(Information provided)

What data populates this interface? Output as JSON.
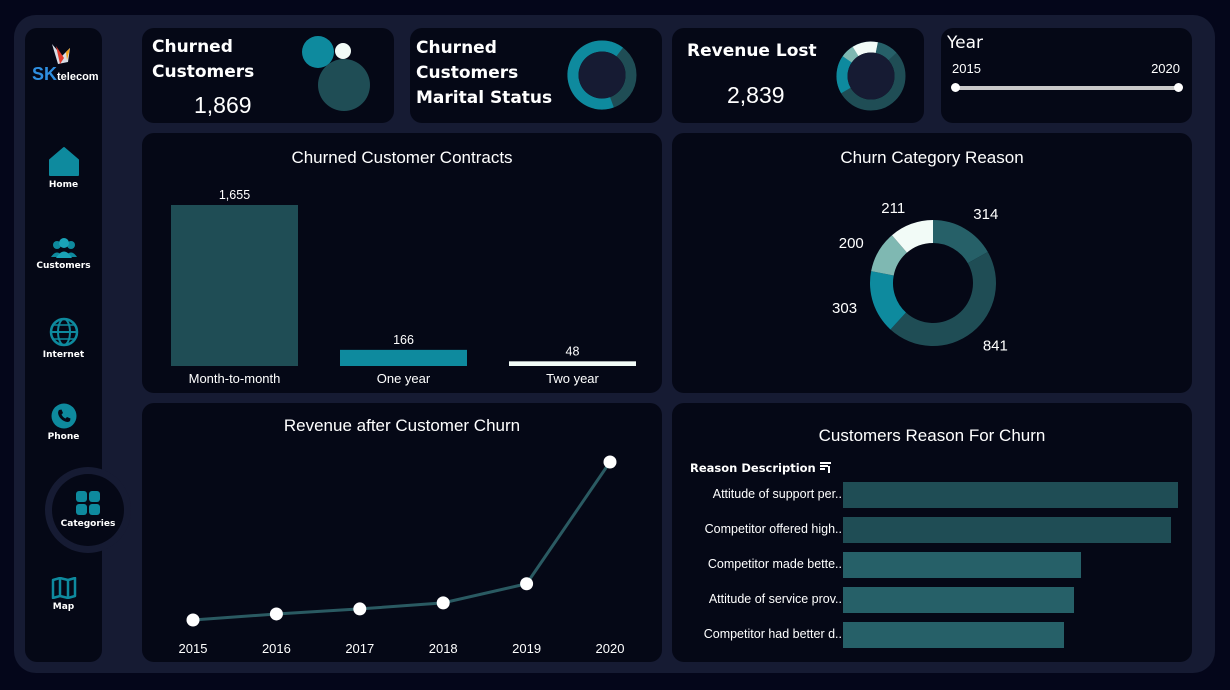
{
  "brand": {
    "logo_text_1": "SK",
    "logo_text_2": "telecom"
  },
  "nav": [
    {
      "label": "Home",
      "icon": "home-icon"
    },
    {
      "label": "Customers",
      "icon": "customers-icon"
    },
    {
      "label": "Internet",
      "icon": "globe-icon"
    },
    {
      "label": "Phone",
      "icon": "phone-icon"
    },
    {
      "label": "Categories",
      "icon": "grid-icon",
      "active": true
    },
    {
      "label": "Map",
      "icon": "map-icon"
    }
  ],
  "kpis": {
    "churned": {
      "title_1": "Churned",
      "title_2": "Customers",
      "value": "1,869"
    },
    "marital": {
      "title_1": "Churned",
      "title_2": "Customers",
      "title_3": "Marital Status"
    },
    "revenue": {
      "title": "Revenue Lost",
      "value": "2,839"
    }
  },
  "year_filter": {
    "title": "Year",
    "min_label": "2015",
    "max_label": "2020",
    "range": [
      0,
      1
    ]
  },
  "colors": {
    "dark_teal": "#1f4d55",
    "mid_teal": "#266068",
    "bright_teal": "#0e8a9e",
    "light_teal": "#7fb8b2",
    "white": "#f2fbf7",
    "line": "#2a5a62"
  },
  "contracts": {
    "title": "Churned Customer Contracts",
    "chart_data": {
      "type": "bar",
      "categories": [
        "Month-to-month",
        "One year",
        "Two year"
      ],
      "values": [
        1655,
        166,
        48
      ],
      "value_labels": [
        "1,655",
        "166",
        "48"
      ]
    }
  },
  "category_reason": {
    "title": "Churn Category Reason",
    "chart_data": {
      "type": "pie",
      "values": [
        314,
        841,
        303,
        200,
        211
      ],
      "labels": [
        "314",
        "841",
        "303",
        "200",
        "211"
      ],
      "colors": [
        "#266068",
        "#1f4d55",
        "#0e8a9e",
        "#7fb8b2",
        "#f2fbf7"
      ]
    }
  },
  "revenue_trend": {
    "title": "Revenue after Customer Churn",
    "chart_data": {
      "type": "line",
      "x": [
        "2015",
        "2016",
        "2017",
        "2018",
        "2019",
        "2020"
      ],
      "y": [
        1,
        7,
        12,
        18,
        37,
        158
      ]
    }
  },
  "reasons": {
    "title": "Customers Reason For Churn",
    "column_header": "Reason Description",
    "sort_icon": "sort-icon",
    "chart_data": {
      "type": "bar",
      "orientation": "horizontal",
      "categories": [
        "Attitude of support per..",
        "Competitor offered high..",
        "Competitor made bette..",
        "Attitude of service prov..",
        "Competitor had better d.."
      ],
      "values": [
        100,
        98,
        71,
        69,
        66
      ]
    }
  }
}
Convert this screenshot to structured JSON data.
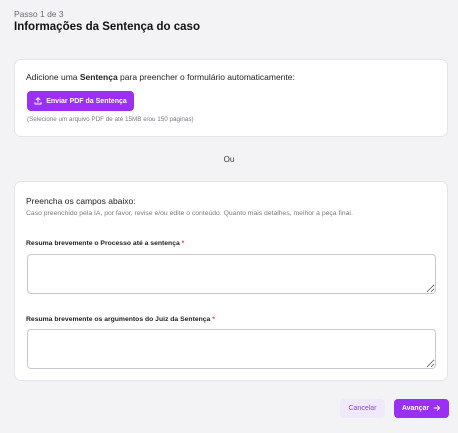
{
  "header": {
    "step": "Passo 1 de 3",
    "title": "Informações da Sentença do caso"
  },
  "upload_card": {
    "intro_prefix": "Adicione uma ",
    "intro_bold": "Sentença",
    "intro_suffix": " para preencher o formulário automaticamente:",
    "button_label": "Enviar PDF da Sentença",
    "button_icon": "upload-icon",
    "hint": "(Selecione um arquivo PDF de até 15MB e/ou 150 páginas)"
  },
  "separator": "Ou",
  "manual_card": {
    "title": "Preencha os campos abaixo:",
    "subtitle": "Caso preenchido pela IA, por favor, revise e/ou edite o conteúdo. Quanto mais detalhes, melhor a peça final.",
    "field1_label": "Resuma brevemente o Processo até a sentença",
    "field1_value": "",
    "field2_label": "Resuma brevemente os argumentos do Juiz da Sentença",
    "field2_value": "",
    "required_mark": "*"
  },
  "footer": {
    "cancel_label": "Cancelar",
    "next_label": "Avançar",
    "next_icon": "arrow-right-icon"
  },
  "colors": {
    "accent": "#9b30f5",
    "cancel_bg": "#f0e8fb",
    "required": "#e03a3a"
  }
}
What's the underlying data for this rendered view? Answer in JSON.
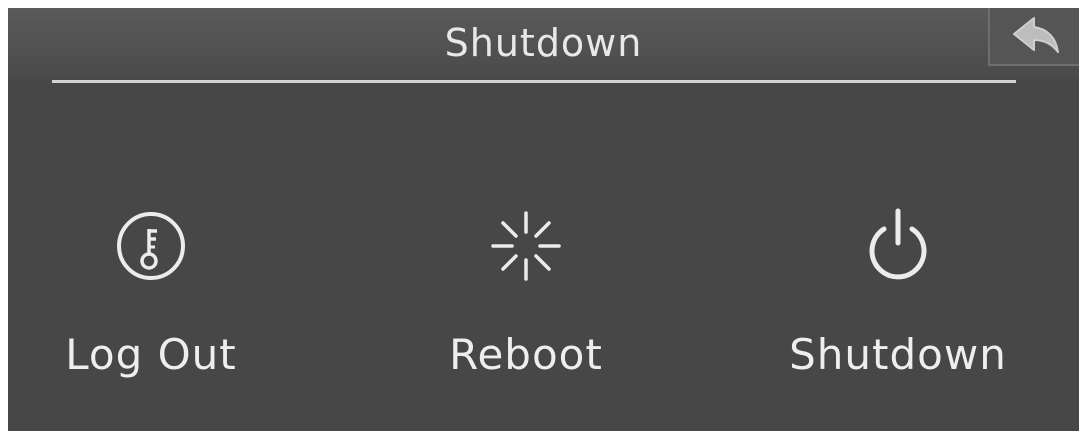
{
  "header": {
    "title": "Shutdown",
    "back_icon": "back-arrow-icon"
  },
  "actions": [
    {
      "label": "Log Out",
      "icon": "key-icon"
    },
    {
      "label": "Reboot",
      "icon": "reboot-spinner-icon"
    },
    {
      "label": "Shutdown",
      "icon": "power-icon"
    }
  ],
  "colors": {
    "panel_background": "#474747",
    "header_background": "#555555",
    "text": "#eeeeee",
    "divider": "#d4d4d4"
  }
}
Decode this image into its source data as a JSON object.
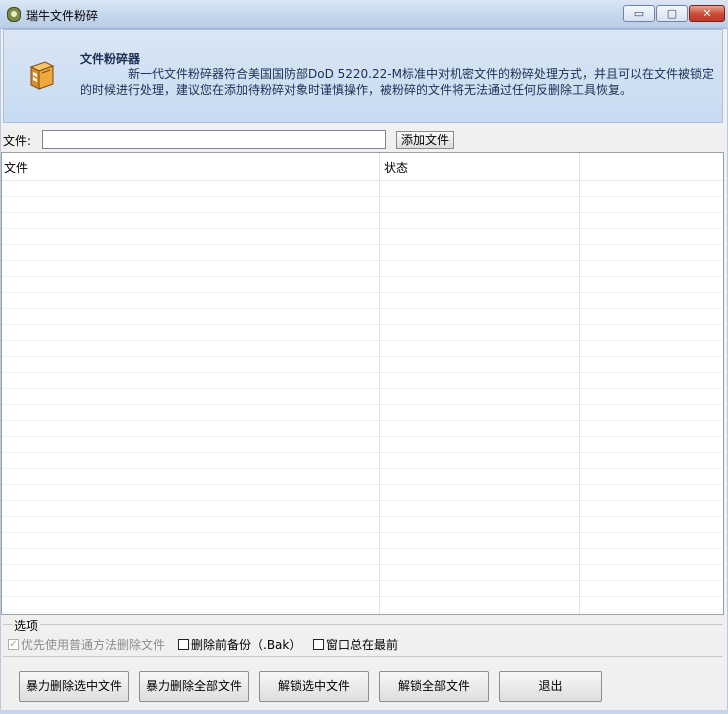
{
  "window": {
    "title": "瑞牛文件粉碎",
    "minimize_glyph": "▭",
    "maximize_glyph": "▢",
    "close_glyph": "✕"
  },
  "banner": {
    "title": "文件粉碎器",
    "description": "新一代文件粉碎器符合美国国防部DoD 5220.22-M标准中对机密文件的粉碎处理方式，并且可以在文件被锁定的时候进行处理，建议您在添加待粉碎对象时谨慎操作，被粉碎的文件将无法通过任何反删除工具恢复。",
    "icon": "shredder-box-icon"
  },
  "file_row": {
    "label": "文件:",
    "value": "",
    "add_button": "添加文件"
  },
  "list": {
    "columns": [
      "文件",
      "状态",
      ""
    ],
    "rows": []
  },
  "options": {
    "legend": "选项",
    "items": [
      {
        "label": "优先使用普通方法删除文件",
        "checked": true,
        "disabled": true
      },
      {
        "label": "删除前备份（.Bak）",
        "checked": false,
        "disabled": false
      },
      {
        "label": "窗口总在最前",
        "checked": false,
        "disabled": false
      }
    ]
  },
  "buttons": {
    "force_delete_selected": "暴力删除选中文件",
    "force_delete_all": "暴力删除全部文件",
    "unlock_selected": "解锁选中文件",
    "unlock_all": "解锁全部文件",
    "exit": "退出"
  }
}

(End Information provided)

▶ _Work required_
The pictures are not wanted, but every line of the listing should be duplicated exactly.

▶ _Solution to this exercise_
What data populates this interface? Output as JSON.
{
  "brand": {
    "logo_text_1": "SK",
    "logo_text_2": "telecom"
  },
  "nav": [
    {
      "label": "Home",
      "icon": "home-icon"
    },
    {
      "label": "Customers",
      "icon": "customers-icon"
    },
    {
      "label": "Internet",
      "icon": "globe-icon"
    },
    {
      "label": "Phone",
      "icon": "phone-icon"
    },
    {
      "label": "Categories",
      "icon": "grid-icon",
      "active": true
    },
    {
      "label": "Map",
      "icon": "map-icon"
    }
  ],
  "kpis": {
    "churned": {
      "title_1": "Churned",
      "title_2": "Customers",
      "value": "1,869"
    },
    "marital": {
      "title_1": "Churned",
      "title_2": "Customers",
      "title_3": "Marital Status"
    },
    "revenue": {
      "title": "Revenue Lost",
      "value": "2,839"
    }
  },
  "year_filter": {
    "title": "Year",
    "min_label": "2015",
    "max_label": "2020",
    "range": [
      0,
      1
    ]
  },
  "colors": {
    "dark_teal": "#1f4d55",
    "mid_teal": "#266068",
    "bright_teal": "#0e8a9e",
    "light_teal": "#7fb8b2",
    "white": "#f2fbf7",
    "line": "#2a5a62"
  },
  "contracts": {
    "title": "Churned Customer Contracts",
    "chart_data": {
      "type": "bar",
      "categories": [
        "Month-to-month",
        "One year",
        "Two year"
      ],
      "values": [
        1655,
        166,
        48
      ],
      "value_labels": [
        "1,655",
        "166",
        "48"
      ]
    }
  },
  "category_reason": {
    "title": "Churn Category Reason",
    "chart_data": {
      "type": "pie",
      "values": [
        314,
        841,
        303,
        200,
        211
      ],
      "labels": [
        "314",
        "841",
        "303",
        "200",
        "211"
      ],
      "colors": [
        "#266068",
        "#1f4d55",
        "#0e8a9e",
        "#7fb8b2",
        "#f2fbf7"
      ]
    }
  },
  "revenue_trend": {
    "title": "Revenue after Customer Churn",
    "chart_data": {
      "type": "line",
      "x": [
        "2015",
        "2016",
        "2017",
        "2018",
        "2019",
        "2020"
      ],
      "y": [
        1,
        7,
        12,
        18,
        37,
        158
      ]
    }
  },
  "reasons": {
    "title": "Customers Reason For Churn",
    "column_header": "Reason Description",
    "sort_icon": "sort-icon",
    "chart_data": {
      "type": "bar",
      "orientation": "horizontal",
      "categories": [
        "Attitude of support per..",
        "Competitor offered high..",
        "Competitor made bette..",
        "Attitude of service prov..",
        "Competitor had better d.."
      ],
      "values": [
        100,
        98,
        71,
        69,
        66
      ]
    }
  }
}
Convert this screenshot to structured JSON data.
{
  "header": {
    "step": "Passo 1 de 3",
    "title": "Informações da Sentença do caso"
  },
  "upload_card": {
    "intro_prefix": "Adicione uma ",
    "intro_bold": "Sentença",
    "intro_suffix": " para preencher o formulário automaticamente:",
    "button_label": "Enviar PDF da Sentença",
    "button_icon": "upload-icon",
    "hint": "(Selecione um arquivo PDF de até 15MB e/ou 150 páginas)"
  },
  "separator": "Ou",
  "manual_card": {
    "title": "Preencha os campos abaixo:",
    "subtitle": "Caso preenchido pela IA, por favor, revise e/ou edite o conteúdo. Quanto mais detalhes, melhor a peça final.",
    "field1_label": "Resuma brevemente o Processo até a sentença",
    "field1_value": "",
    "field2_label": "Resuma brevemente os argumentos do Juiz da Sentença",
    "field2_value": "",
    "required_mark": "*"
  },
  "footer": {
    "cancel_label": "Cancelar",
    "next_label": "Avançar",
    "next_icon": "arrow-right-icon"
  },
  "colors": {
    "accent": "#9b30f5",
    "cancel_bg": "#f0e8fb",
    "required": "#e03a3a"
  }
}
What's the underlying data for this rendered view? Answer in JSON.
{
  "header": {
    "title": "Shutdown",
    "back_icon": "back-arrow-icon"
  },
  "actions": [
    {
      "label": "Log Out",
      "icon": "key-icon"
    },
    {
      "label": "Reboot",
      "icon": "reboot-spinner-icon"
    },
    {
      "label": "Shutdown",
      "icon": "power-icon"
    }
  ],
  "colors": {
    "panel_background": "#474747",
    "header_background": "#555555",
    "text": "#eeeeee",
    "divider": "#d4d4d4"
  }
}
Decode this image into its source data as a JSON object.
{
  "window": {
    "title": "瑞牛文件粉碎",
    "minimize_glyph": "▭",
    "maximize_glyph": "▢",
    "close_glyph": "✕"
  },
  "banner": {
    "title": "文件粉碎器",
    "description": "新一代文件粉碎器符合美国国防部DoD 5220.22-M标准中对机密文件的粉碎处理方式，并且可以在文件被锁定的时候进行处理，建议您在添加待粉碎对象时谨慎操作，被粉碎的文件将无法通过任何反删除工具恢复。",
    "icon": "shredder-box-icon"
  },
  "file_row": {
    "label": "文件:",
    "value": "",
    "add_button": "添加文件"
  },
  "list": {
    "columns": [
      "文件",
      "状态",
      ""
    ],
    "rows": []
  },
  "options": {
    "legend": "选项",
    "items": [
      {
        "label": "优先使用普通方法删除文件",
        "checked": true,
        "disabled": true
      },
      {
        "label": "删除前备份（.Bak）",
        "checked": false,
        "disabled": false
      },
      {
        "label": "窗口总在最前",
        "checked": false,
        "disabled": false
      }
    ]
  },
  "buttons": {
    "force_delete_selected": "暴力删除选中文件",
    "force_delete_all": "暴力删除全部文件",
    "unlock_selected": "解锁选中文件",
    "unlock_all": "解锁全部文件",
    "exit": "退出"
  }
}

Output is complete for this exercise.